Talley didn't lose his Corvette in a sinkhole, but recovering it took decades. )
“Outta’ My Mind on a Saturday Moanin’”
Sometimes when I share a feel good story with my morning show listeners, an amazing thing happens.
The story gets even better.
File this under, “The amazing power of WJR Radio” and, “You never know who’s listening.”
The story was about a fellow Detroiter who had the good fortune of owning a beautiful 1979 silver-gray Corvette.
“The ladies liked it” he told me.
So did a thief.
In July of 1981, the car disappeared from its parking spot on Jefferson Ave.
George Talley reported the theft to the police, and then he waited.
This past week, some 33 years later, George, who long ago gave up hope of ever seeing his beloved Vette again, got the surprise of a lifetime.
Someone claiming to be with the AAA in Hattiesburg, Miss., called him and said, “We have your 1979 Corvette, what would you like us to do with it?”
George thought this was a joke, they had to be kidding.
It was 33 years since he filed his claim (which was never paid), which means George was/is still the owner of the car.
This is where I came in with my story on the air about the incredible luck a guy had getting his car back 33 years after it was stolen.
I mentioned George was 71 and retired, and he didn’t know how he was going to get his car back home from Mississippi.
Unbeknownst to both of us, GM’s executive vice president (and fellow Corvette lover) Mark Reuss was listening to my show and called in to say, “We just have to do something to help; we will get his car back to him.”
When we got George on the line and gave him the newest good news, we all (including Mark Reuss) learned for the first time that George used to work at GM’s Milford Proving Grounds, with all kinds of good stories to tell.

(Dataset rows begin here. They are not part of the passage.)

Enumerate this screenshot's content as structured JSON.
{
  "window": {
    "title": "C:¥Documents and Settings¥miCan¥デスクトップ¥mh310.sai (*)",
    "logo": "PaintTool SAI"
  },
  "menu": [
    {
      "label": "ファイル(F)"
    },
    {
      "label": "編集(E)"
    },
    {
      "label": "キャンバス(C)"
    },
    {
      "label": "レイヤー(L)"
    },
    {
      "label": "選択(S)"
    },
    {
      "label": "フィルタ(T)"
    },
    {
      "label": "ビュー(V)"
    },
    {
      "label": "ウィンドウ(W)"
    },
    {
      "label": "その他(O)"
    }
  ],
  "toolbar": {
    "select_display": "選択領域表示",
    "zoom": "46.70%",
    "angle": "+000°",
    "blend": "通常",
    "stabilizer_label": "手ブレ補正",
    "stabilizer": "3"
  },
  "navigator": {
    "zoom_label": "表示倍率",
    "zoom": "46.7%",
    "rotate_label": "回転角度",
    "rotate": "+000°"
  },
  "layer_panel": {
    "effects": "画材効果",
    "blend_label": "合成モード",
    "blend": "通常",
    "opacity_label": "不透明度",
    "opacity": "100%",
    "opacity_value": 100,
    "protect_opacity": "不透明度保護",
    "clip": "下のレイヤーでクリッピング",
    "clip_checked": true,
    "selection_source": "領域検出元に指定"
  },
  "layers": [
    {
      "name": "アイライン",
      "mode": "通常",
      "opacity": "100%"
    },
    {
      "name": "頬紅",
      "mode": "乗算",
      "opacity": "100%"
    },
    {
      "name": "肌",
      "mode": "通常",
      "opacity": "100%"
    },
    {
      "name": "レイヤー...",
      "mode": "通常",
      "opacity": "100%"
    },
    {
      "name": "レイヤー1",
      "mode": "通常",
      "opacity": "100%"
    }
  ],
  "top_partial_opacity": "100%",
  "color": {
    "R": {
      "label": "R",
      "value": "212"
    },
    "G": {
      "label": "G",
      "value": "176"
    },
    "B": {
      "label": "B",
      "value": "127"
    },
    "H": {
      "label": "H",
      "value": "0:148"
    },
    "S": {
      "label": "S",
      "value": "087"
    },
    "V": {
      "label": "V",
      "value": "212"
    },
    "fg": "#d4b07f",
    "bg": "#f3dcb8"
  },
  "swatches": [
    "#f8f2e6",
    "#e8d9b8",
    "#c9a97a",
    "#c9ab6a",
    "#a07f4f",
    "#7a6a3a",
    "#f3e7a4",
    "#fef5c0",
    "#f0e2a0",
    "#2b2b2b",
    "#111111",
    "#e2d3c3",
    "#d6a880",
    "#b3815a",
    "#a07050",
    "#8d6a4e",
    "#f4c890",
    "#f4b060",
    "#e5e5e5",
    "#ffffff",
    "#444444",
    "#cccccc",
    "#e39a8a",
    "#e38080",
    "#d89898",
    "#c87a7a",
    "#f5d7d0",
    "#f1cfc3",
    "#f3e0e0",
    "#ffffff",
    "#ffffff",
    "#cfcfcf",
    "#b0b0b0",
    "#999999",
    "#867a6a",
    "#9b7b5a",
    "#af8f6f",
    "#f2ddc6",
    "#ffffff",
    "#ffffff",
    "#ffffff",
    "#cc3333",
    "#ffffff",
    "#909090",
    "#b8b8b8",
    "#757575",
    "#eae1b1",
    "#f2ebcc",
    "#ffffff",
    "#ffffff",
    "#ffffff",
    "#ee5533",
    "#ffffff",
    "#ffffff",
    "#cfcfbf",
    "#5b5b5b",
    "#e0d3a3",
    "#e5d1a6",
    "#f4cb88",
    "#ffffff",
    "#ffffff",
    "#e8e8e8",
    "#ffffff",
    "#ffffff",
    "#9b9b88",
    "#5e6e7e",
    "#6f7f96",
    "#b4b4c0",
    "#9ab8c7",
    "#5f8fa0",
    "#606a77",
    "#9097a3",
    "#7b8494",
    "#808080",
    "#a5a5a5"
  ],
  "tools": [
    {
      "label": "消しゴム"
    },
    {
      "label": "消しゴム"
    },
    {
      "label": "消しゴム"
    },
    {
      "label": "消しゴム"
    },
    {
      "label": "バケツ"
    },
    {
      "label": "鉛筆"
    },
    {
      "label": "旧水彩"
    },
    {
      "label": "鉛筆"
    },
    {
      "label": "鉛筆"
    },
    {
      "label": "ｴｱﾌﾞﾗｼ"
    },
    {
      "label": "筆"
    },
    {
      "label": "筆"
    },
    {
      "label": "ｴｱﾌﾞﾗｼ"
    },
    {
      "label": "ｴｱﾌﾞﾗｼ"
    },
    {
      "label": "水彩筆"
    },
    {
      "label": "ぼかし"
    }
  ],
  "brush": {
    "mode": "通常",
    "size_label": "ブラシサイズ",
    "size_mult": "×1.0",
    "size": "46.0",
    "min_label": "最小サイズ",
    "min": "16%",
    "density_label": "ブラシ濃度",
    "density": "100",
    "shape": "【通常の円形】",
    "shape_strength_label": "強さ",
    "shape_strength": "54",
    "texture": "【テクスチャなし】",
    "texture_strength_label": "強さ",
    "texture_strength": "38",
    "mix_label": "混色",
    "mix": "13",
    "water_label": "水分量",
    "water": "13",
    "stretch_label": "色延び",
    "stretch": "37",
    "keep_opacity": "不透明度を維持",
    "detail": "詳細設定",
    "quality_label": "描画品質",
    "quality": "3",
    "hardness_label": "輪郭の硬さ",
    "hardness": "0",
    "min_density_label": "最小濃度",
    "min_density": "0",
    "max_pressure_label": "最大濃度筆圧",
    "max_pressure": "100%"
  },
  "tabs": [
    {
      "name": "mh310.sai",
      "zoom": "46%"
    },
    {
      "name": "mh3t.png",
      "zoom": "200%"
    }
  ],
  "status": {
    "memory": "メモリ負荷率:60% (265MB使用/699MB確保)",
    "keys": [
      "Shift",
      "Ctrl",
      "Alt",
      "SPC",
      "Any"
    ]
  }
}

None as good as the one about the Corvette he never thought he’d see again.
Some 33 years later, on its way back home.
Paul W. Smith is host of The Paul W. Smith Show on WJR-AM (760) from 5:30-9 a.m. Monday-Friday.